[Exercise brief] Wherever "this" appears in the records below, copy the line that holds it.

[Input data]
>>>>>
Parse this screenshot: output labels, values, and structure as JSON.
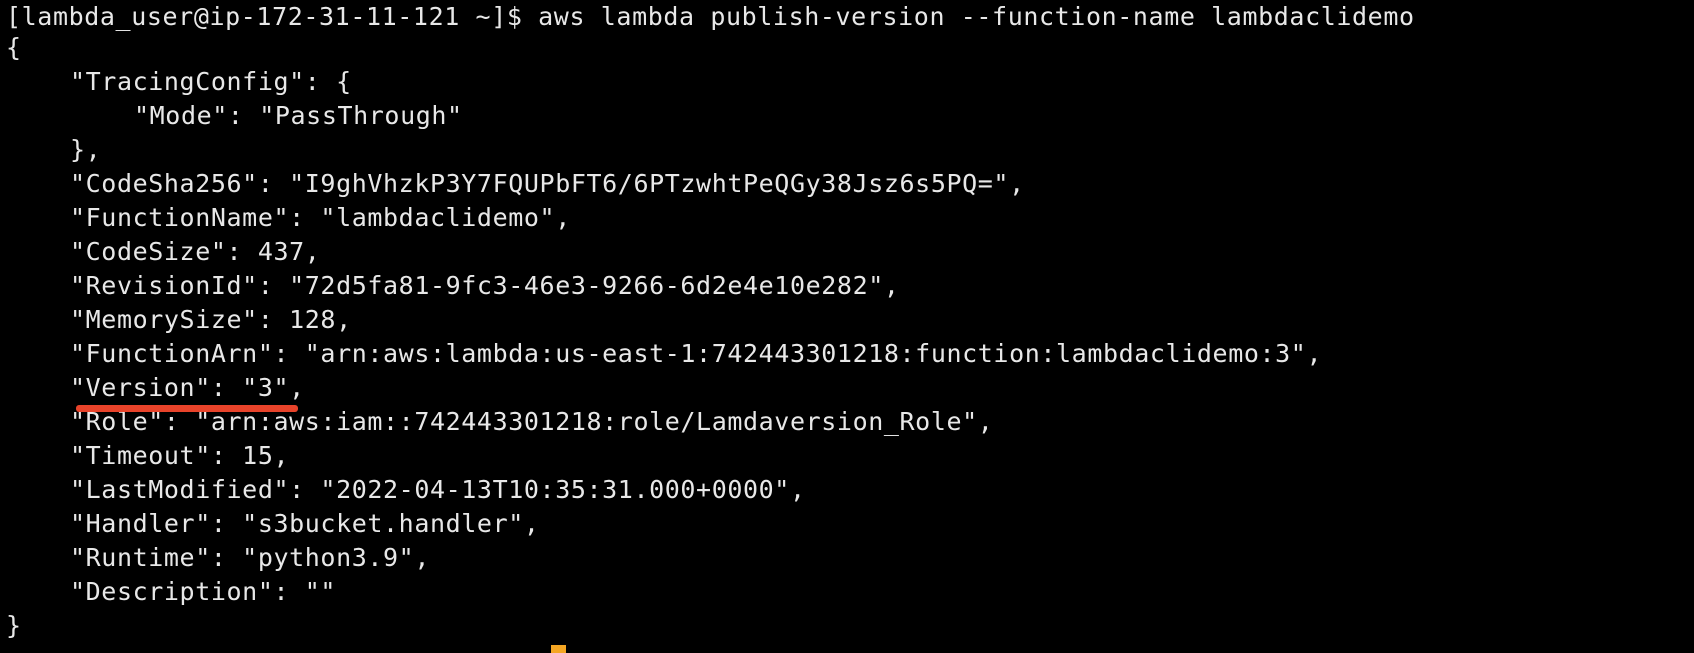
{
  "terminal": {
    "prompt": "[lambda_user@ip-172-31-11-121 ~]$ ",
    "command": "aws lambda publish-version --function-name lambdaclidemo",
    "output": {
      "open_brace": "{",
      "tracing_open": "\"TracingConfig\": {",
      "tracing_mode": "\"Mode\": \"PassThrough\"",
      "tracing_close": "},",
      "code_sha": "\"CodeSha256\": \"I9ghVhzkP3Y7FQUPbFT6/6PTzwhtPeQGy38Jsz6s5PQ=\",",
      "function_name": "\"FunctionName\": \"lambdaclidemo\",",
      "code_size": "\"CodeSize\": 437,",
      "revision_id": "\"RevisionId\": \"72d5fa81-9fc3-46e3-9266-6d2e4e10e282\",",
      "memory_size": "\"MemorySize\": 128,",
      "function_arn": "\"FunctionArn\": \"arn:aws:lambda:us-east-1:742443301218:function:lambdaclidemo:3\",",
      "version": "\"Version\": \"3\",",
      "role": "\"Role\": \"arn:aws:iam::742443301218:role/Lamdaversion_Role\",",
      "timeout": "\"Timeout\": 15,",
      "last_modified": "\"LastModified\": \"2022-04-13T10:35:31.000+0000\",",
      "handler": "\"Handler\": \"s3bucket.handler\",",
      "runtime": "\"Runtime\": \"python3.9\",",
      "description": "\"Description\": \"\"",
      "close_brace": "}"
    }
  },
  "colors": {
    "background": "#000000",
    "text": "#e8e8e8",
    "highlight_underline": "#e8432a",
    "cursor": "#f5a623"
  }
}
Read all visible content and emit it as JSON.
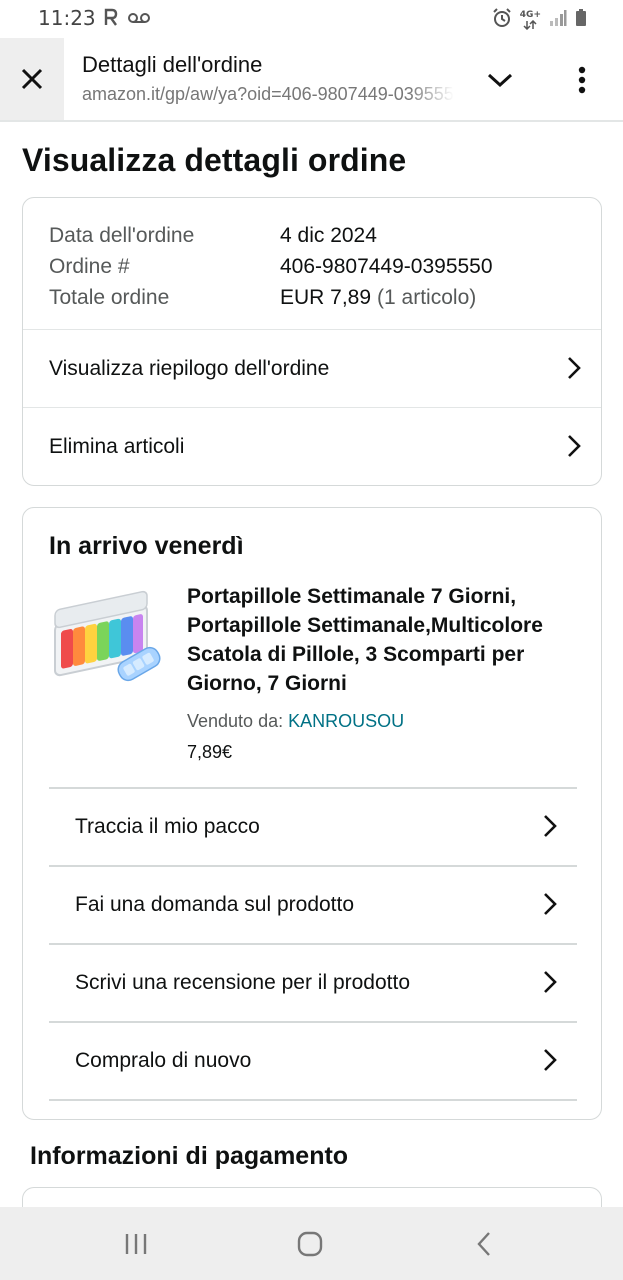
{
  "status_bar": {
    "time": "11:23",
    "network_type": "4G+",
    "icons": [
      "r-icon",
      "voicemail-icon",
      "alarm-icon",
      "network-icon",
      "signal-icon",
      "battery-icon"
    ]
  },
  "browser": {
    "title": "Dettagli dell'ordine",
    "url": "amazon.it/gp/aw/ya?oid=406-9807449-0395550",
    "icons": [
      "close-icon",
      "chevron-down-icon",
      "more-vert-icon"
    ]
  },
  "page": {
    "title": "Visualizza dettagli ordine"
  },
  "order_summary": {
    "rows": [
      {
        "label": "Data dell'ordine",
        "value": "4 dic 2024",
        "extra": ""
      },
      {
        "label": "Ordine #",
        "value": "406-9807449-0395550",
        "extra": ""
      },
      {
        "label": "Totale ordine",
        "value": "EUR 7,89",
        "extra": "(1 articolo)"
      }
    ],
    "links": [
      {
        "label": "Visualizza riepilogo dell'ordine"
      },
      {
        "label": "Elimina articoli"
      }
    ]
  },
  "delivery": {
    "heading": "In arrivo venerdì",
    "product": {
      "title": "Portapillole Settimanale 7 Giorni, Portapillole Settimanale,Multicolore Scatola di Pillole, 3 Scomparti per Giorno, 7 Giorni",
      "seller_label": "Venduto da:",
      "seller_name": "KANROUSOU",
      "price": "7,89€",
      "image_icon": "pill-organizer-image"
    },
    "actions": [
      {
        "label": "Traccia il mio pacco"
      },
      {
        "label": "Fai una domanda sul prodotto"
      },
      {
        "label": "Scrivi una recensione per il prodotto"
      },
      {
        "label": "Compralo di nuovo"
      }
    ]
  },
  "payment": {
    "title": "Informazioni di pagamento"
  },
  "nav_bar": {
    "icons": [
      "recents-icon",
      "home-icon",
      "back-icon"
    ]
  },
  "colors": {
    "link": "#007185",
    "text": "#0f1111",
    "muted": "#565959",
    "border": "#d5d9d9"
  }
}
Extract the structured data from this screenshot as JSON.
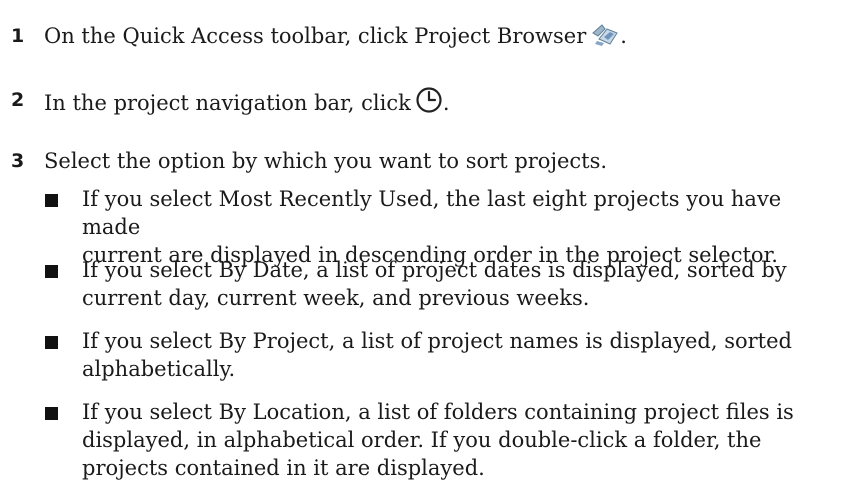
{
  "steps": [
    {
      "number": "1",
      "text": "On the Quick Access toolbar, click Project Browser",
      "suffix": ".",
      "icon": "project-browser-icon"
    },
    {
      "number": "2",
      "text": "In the project navigation bar, click",
      "suffix": ".",
      "icon": "clock-icon"
    },
    {
      "number": "3",
      "text": "Select the option by which you want to sort projects."
    }
  ],
  "bullets": [
    {
      "line1": "If you select Most Recently Used, the last eight projects you have made",
      "line2": "current are displayed in descending order in the project selector."
    },
    {
      "line1": "If you select By Date, a list of project dates is displayed, sorted by",
      "line2": "current day, current week, and previous weeks."
    },
    {
      "line1": "If you select By Project, a list of project names is displayed, sorted",
      "line2": "alphabetically."
    },
    {
      "line1": "If you select By Location, a list of folders containing project files is",
      "line2": "displayed, in alphabetical order. If you double-click a folder, the",
      "line3": "projects contained in it are displayed."
    }
  ]
}
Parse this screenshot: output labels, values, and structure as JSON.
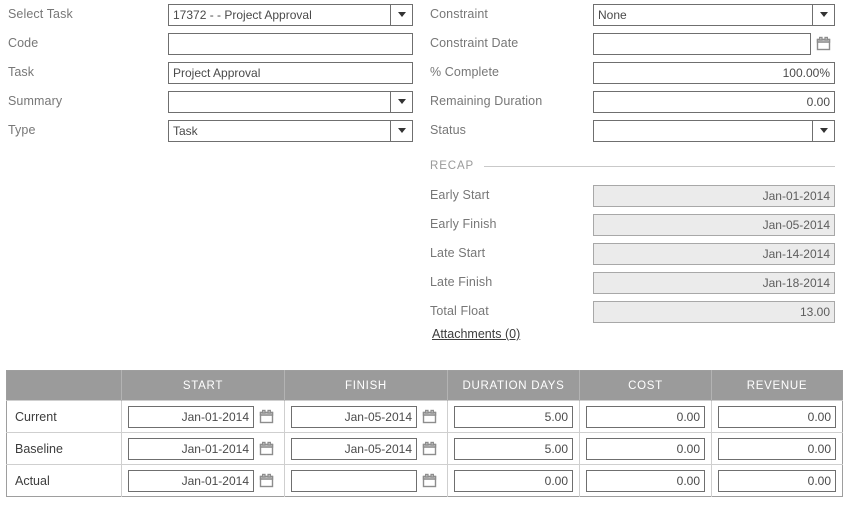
{
  "left_fields": [
    {
      "label": "Select Task",
      "value": "17372 -  - Project Approval",
      "type": "select"
    },
    {
      "label": "Code",
      "value": "",
      "type": "text"
    },
    {
      "label": "Task",
      "value": "Project Approval",
      "type": "text"
    },
    {
      "label": "Summary",
      "value": "",
      "type": "select"
    },
    {
      "label": "Type",
      "value": "Task",
      "type": "select"
    }
  ],
  "right_fields": [
    {
      "label": "Constraint",
      "value": "None",
      "type": "select"
    },
    {
      "label": "Constraint Date",
      "value": "",
      "type": "date"
    },
    {
      "label": "% Complete",
      "value": "100.00%",
      "type": "number"
    },
    {
      "label": "Remaining Duration",
      "value": "0.00",
      "type": "number"
    },
    {
      "label": "Status",
      "value": "",
      "type": "select"
    }
  ],
  "recap": {
    "title": "RECAP",
    "fields": [
      {
        "label": "Early Start",
        "value": "Jan-01-2014"
      },
      {
        "label": "Early Finish",
        "value": "Jan-05-2014"
      },
      {
        "label": "Late Start",
        "value": "Jan-14-2014"
      },
      {
        "label": "Late Finish",
        "value": "Jan-18-2014"
      },
      {
        "label": "Total Float",
        "value": "13.00"
      }
    ],
    "attachments_link": "Attachments (0)"
  },
  "table": {
    "headers": [
      "",
      "START",
      "FINISH",
      "DURATION DAYS",
      "COST",
      "REVENUE"
    ],
    "rows": [
      {
        "label": "Current",
        "start": "Jan-01-2014",
        "finish": "Jan-05-2014",
        "duration": "5.00",
        "cost": "0.00",
        "revenue": "0.00"
      },
      {
        "label": "Baseline",
        "start": "Jan-01-2014",
        "finish": "Jan-05-2014",
        "duration": "5.00",
        "cost": "0.00",
        "revenue": "0.00"
      },
      {
        "label": "Actual",
        "start": "Jan-01-2014",
        "finish": "",
        "duration": "0.00",
        "cost": "0.00",
        "revenue": "0.00"
      }
    ]
  },
  "icons": {
    "dropdown": "chevron-down-icon",
    "calendar": "calendar-icon"
  },
  "colors": {
    "header_bg": "#9b9b9b",
    "label_text": "#777777",
    "readonly_bg": "#ebebeb",
    "border": "#6f6f6f"
  }
}
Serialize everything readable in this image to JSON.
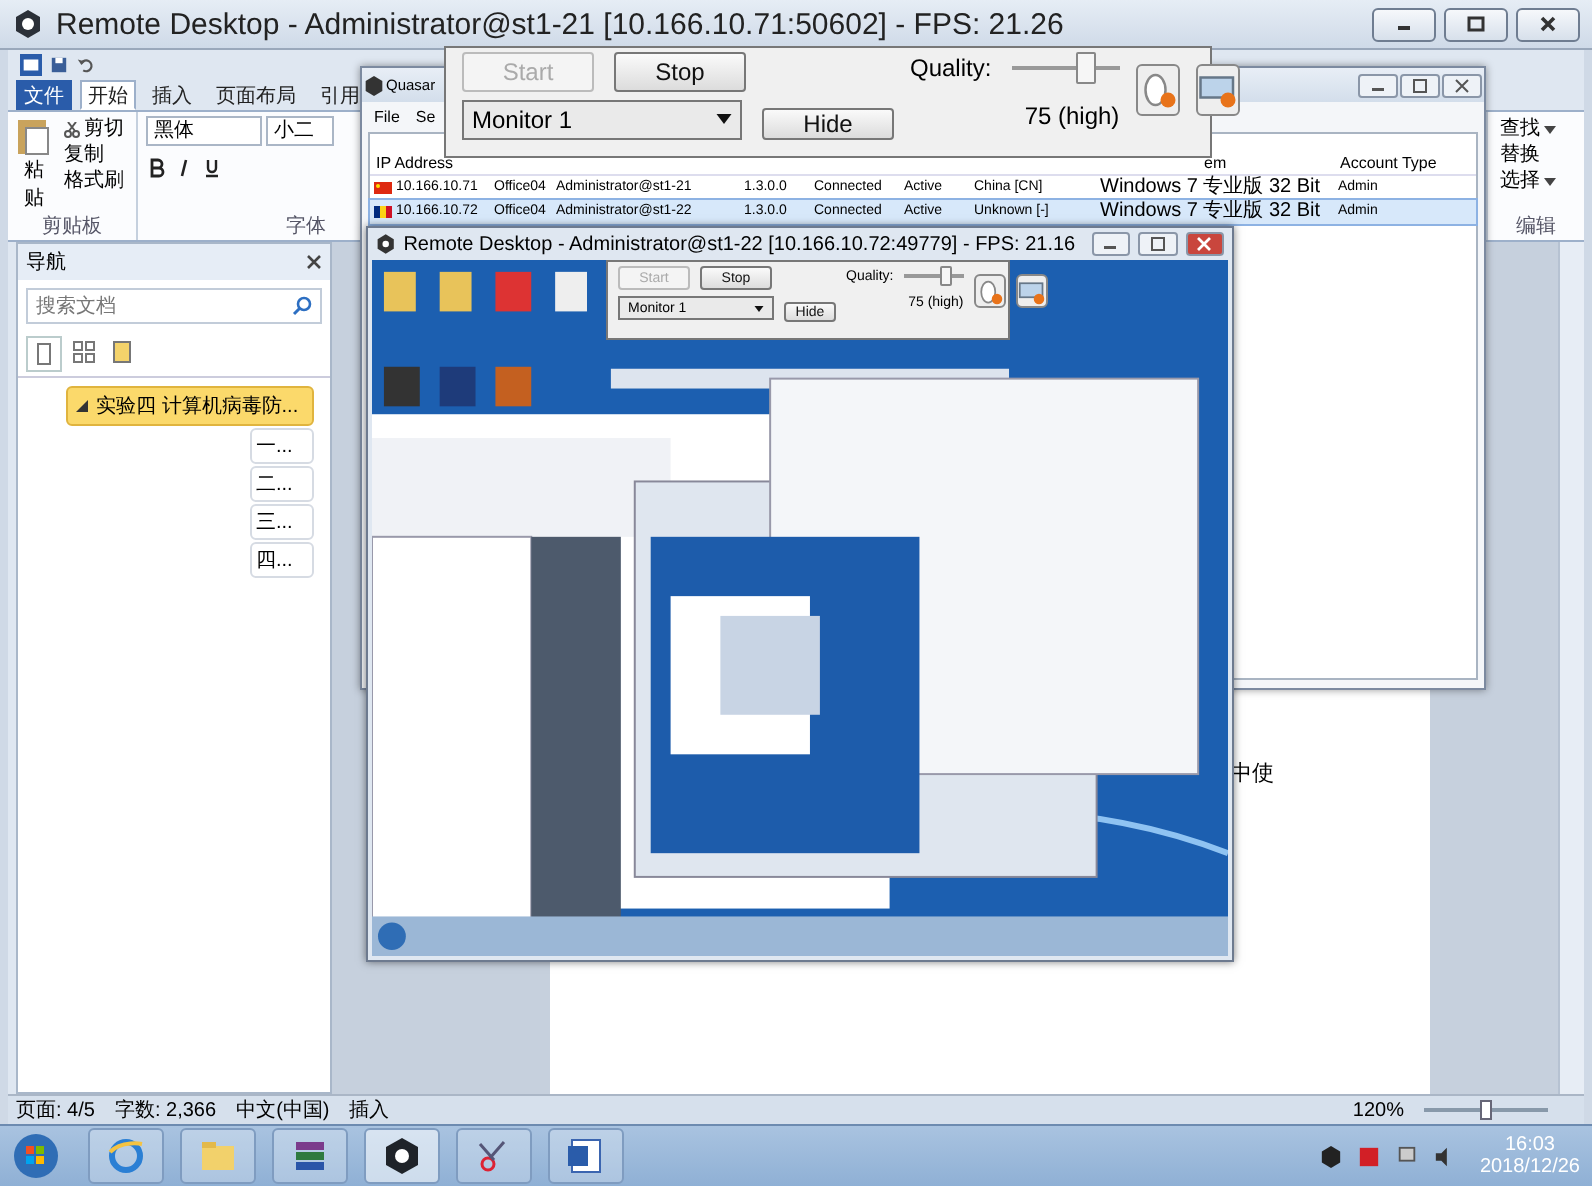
{
  "window": {
    "title": "Remote Desktop - Administrator@st1-21 [10.166.10.71:50602] - FPS: 21.26"
  },
  "control_panel": {
    "buttons": [
      {
        "label": "Start",
        "disabled": true
      },
      {
        "label": "Stop",
        "disabled": false
      }
    ],
    "quality_label": "Quality:",
    "quality": {
      "level": 0.7
    },
    "quality_reading": "75 (high)",
    "monitor": "Monitor 1",
    "hide": "Hide"
  },
  "word": {
    "tabs": [
      {
        "label": "文件",
        "selected": false,
        "kind": "file"
      },
      {
        "label": "开始",
        "selected": true,
        "kind": "tab"
      },
      {
        "label": "插入",
        "selected": false,
        "kind": "tab"
      },
      {
        "label": "页面布局",
        "selected": false,
        "kind": "tab"
      },
      {
        "label": "引用",
        "selected": false,
        "kind": "tab"
      }
    ],
    "clipboard": {
      "paste": "粘贴",
      "cut": "剪切",
      "copy": "复制",
      "format_painter": "格式刷",
      "group": "剪贴板"
    },
    "font": {
      "name": "黑体",
      "size": "小二",
      "group": "字体"
    },
    "editing": {
      "find": "查找",
      "replace": "替换",
      "select": "选择",
      "group": "编辑"
    },
    "navigation": {
      "title": "导航",
      "search_placeholder": "搜索文档",
      "headings": [
        {
          "label": "实验四  计算机病毒防...",
          "expanded": true,
          "children": [
            {
              "label": "一..."
            },
            {
              "label": "二..."
            },
            {
              "label": "三..."
            },
            {
              "label": "四..."
            }
          ]
        }
      ]
    },
    "document_text": "中使",
    "status_bar": {
      "page": "页面: 4/5",
      "words": "字数: 2,366",
      "language": "中文(中国)",
      "mode": "插入",
      "zoom": "120%",
      "zoom_slider": {
        "level": 0.5
      }
    }
  },
  "quasar": {
    "title": "Quasar",
    "menu": [
      "File",
      "Se"
    ],
    "columns": [
      "IP Address",
      "",
      "",
      "",
      "",
      "",
      "",
      "em",
      "Account Type"
    ],
    "rows": [
      {
        "kind": "china",
        "selected": false,
        "cells": [
          "10.166.10.71",
          "Office04",
          "Administrator@st1-21",
          "1.3.0.0",
          "Connected",
          "Active",
          "China [CN]",
          "Windows 7 专业版 32 Bit",
          "Admin"
        ]
      },
      {
        "kind": "unknown",
        "selected": true,
        "cells": [
          "10.166.10.72",
          "Office04",
          "Administrator@st1-22",
          "1.3.0.0",
          "Connected",
          "Active",
          "Unknown [-]",
          "Windows 7 专业版 32 Bit",
          "Admin"
        ]
      }
    ]
  },
  "remote_window": {
    "title": "Remote Desktop - Administrator@st1-22 [10.166.10.72:49779] - FPS: 21.16",
    "control_panel": {
      "buttons": [
        {
          "label": "Start",
          "disabled": true
        },
        {
          "label": "Stop",
          "disabled": false
        }
      ],
      "quality_label": "Quality:",
      "quality": {
        "level": 0.7
      },
      "quality_reading": "75 (high)",
      "monitor": "Monitor 1",
      "hide": "Hide"
    }
  },
  "taskbar": {
    "time": "16:03",
    "date": "2018/12/26"
  }
}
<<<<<
[Response area]
Parse this screenshot: output labels, values, and structure as JSON.
Extract the structured data from this screenshot as JSON.
Parse this screenshot: output labels, values, and structure as JSON.
Serialize everything readable in this image to JSON.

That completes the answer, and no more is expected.